*** Begin section ***

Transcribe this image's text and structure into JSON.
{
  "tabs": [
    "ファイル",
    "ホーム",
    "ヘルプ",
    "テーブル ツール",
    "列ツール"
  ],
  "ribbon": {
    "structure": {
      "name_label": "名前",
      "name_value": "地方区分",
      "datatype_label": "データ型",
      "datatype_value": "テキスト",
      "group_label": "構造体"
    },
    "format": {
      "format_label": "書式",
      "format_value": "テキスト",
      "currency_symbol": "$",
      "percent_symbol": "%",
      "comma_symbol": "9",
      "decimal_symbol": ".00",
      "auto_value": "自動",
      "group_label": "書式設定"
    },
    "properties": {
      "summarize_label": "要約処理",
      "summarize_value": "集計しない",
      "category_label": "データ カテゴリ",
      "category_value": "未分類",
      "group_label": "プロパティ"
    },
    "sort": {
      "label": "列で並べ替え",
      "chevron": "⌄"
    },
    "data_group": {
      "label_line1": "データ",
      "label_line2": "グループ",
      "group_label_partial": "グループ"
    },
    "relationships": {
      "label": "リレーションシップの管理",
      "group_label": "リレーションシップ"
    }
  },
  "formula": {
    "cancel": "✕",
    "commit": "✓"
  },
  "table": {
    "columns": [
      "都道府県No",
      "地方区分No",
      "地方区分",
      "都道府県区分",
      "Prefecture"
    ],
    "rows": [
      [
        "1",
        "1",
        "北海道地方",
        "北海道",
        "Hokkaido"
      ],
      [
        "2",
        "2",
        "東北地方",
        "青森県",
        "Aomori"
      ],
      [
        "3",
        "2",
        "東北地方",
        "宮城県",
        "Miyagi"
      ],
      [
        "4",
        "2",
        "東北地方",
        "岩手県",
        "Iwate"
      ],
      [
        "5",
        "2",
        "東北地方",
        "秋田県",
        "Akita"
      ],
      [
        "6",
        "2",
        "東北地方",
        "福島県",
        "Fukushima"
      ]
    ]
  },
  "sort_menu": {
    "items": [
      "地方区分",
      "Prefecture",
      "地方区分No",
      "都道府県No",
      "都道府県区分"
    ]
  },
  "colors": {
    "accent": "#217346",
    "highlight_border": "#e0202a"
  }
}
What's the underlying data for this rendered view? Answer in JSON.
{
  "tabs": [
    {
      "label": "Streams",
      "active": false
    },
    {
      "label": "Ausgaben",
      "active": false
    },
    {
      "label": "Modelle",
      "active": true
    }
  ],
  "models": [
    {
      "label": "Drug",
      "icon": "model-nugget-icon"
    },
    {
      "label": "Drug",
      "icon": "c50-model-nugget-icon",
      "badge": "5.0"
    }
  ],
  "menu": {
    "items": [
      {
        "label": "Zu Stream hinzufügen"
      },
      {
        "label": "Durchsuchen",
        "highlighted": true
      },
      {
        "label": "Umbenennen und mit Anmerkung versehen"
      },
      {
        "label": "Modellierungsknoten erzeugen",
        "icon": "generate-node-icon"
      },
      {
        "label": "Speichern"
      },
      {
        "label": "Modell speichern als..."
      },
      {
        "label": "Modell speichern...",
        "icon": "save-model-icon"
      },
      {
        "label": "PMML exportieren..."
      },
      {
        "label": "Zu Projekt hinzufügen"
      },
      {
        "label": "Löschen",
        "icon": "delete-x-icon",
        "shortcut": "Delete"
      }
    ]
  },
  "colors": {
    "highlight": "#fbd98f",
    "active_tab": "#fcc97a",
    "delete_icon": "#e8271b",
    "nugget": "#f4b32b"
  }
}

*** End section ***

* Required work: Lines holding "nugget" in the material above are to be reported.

* Task solution:
      "icon": "model-nugget-icon"
      "icon": "c50-model-nugget-icon",
    "nugget": "#f4b32b"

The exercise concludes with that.